**TASK BRIEF**
Each line with the string "Отрицательные" is to be copied from the records below.

::::

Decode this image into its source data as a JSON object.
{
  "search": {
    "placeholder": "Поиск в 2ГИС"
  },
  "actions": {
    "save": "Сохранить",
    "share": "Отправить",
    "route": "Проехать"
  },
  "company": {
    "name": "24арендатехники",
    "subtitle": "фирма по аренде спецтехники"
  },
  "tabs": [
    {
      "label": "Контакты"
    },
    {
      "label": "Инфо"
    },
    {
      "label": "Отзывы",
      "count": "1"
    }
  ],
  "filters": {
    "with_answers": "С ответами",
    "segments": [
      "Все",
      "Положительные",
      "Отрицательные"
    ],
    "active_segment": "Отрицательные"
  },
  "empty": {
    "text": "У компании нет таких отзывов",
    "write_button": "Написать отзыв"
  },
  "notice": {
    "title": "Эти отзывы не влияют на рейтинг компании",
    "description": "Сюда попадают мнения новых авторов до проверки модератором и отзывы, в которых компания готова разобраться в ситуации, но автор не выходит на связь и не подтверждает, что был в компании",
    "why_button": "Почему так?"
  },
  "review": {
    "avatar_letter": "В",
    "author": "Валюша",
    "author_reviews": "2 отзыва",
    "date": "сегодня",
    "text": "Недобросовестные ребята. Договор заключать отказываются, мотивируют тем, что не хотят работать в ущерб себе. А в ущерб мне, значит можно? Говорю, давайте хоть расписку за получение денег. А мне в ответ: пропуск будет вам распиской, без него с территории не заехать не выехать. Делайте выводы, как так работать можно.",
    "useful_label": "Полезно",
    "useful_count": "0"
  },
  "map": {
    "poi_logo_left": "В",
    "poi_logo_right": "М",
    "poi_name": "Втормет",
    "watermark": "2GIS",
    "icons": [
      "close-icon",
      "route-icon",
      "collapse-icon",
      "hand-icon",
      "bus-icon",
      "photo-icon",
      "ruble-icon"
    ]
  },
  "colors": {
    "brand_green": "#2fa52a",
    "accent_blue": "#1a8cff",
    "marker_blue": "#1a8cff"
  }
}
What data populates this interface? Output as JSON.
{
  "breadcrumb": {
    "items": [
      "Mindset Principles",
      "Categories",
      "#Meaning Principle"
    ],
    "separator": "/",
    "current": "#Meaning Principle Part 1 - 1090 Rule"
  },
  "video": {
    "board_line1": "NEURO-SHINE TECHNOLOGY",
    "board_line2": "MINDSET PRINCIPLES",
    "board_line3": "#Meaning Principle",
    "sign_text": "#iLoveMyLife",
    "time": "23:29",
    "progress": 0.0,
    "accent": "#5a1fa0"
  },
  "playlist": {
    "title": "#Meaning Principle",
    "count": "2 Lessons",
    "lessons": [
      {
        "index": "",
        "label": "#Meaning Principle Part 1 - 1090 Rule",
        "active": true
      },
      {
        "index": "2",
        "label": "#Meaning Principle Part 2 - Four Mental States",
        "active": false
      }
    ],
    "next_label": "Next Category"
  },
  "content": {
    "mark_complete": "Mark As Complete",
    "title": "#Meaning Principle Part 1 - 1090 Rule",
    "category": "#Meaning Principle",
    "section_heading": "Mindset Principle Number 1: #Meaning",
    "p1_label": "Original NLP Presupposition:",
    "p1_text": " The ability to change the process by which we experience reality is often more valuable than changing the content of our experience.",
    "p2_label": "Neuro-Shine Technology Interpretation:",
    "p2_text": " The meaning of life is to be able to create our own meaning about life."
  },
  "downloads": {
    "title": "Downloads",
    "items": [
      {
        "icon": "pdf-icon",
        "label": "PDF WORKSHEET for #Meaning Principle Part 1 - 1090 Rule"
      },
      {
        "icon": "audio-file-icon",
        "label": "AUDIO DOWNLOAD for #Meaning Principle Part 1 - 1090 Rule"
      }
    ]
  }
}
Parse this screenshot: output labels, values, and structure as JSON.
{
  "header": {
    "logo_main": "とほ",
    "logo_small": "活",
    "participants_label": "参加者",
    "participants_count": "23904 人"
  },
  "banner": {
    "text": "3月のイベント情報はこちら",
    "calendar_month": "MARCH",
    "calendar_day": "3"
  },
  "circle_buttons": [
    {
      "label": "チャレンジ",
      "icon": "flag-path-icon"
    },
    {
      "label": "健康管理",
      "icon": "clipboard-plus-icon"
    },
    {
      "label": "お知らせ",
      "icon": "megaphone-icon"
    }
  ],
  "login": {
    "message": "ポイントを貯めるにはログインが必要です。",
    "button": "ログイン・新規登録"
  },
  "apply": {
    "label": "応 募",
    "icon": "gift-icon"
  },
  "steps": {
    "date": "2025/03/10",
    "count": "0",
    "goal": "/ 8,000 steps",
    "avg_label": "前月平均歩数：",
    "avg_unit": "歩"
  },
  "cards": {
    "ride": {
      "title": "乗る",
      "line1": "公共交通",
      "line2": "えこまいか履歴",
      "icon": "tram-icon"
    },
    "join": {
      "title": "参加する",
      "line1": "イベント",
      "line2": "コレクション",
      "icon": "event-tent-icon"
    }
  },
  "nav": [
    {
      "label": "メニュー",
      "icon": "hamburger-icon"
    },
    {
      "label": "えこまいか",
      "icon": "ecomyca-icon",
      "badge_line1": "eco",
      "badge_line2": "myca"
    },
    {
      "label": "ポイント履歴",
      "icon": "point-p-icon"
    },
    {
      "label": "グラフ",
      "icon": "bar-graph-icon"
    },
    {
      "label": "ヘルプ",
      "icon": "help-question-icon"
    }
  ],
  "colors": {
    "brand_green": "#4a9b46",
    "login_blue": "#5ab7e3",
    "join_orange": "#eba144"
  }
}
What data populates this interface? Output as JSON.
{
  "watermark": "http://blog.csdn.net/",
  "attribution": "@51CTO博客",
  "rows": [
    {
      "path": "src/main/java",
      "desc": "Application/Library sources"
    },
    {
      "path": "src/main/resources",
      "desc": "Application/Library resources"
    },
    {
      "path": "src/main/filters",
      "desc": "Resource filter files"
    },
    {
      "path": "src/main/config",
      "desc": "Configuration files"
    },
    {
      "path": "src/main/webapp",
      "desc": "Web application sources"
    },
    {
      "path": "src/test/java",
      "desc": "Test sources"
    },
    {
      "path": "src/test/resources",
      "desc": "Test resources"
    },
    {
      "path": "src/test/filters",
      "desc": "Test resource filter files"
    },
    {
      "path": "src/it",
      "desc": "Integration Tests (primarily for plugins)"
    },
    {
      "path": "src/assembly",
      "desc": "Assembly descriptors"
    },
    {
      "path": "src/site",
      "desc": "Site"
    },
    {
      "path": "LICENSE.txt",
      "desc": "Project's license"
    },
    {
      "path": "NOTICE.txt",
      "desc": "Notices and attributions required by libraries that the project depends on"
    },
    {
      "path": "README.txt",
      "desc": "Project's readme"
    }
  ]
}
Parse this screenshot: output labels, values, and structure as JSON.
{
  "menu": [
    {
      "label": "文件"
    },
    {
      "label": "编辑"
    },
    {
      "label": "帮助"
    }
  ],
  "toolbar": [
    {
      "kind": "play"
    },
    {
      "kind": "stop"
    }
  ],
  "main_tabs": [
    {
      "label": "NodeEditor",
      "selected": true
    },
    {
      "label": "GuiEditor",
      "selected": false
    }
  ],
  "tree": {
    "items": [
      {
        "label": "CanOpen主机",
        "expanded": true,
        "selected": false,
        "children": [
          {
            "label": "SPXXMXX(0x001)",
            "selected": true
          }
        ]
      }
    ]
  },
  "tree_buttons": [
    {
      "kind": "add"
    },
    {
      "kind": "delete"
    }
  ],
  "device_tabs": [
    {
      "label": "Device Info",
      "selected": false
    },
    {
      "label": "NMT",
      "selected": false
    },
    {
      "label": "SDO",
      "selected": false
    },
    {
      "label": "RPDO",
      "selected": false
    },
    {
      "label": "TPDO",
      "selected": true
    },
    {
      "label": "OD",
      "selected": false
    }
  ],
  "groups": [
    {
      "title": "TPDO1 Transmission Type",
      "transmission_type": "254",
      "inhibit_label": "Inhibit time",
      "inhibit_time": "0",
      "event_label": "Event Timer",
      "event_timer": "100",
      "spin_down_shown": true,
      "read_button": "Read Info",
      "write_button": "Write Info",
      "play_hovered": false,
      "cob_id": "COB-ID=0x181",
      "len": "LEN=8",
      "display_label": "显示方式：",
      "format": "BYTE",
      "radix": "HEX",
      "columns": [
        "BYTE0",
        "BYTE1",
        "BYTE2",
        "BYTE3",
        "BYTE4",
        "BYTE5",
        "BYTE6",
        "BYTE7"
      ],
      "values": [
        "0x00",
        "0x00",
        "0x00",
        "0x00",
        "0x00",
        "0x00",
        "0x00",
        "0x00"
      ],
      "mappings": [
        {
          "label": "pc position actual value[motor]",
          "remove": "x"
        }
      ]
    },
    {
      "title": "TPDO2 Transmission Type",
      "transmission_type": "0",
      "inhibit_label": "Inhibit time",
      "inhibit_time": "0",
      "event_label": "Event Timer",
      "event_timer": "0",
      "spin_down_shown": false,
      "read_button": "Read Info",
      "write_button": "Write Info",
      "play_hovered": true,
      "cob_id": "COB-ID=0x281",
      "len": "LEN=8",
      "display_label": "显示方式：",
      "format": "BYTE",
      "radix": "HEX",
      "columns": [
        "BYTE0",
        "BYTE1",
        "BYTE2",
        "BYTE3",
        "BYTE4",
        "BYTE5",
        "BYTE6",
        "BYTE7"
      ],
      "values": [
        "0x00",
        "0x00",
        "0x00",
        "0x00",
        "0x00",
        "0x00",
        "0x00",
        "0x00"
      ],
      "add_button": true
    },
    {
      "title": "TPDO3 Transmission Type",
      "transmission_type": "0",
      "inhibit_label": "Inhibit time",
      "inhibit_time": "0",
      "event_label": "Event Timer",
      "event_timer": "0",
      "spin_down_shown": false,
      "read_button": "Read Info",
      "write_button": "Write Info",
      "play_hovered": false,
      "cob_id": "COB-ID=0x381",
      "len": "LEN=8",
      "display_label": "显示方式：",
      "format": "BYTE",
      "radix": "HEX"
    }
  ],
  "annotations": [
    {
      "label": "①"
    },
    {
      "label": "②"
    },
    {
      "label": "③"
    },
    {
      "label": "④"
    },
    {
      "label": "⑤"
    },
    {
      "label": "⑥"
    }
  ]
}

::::

**YOUR RESPONSE**
      "Отрицательные"
    "active_segment": "Отрицательные"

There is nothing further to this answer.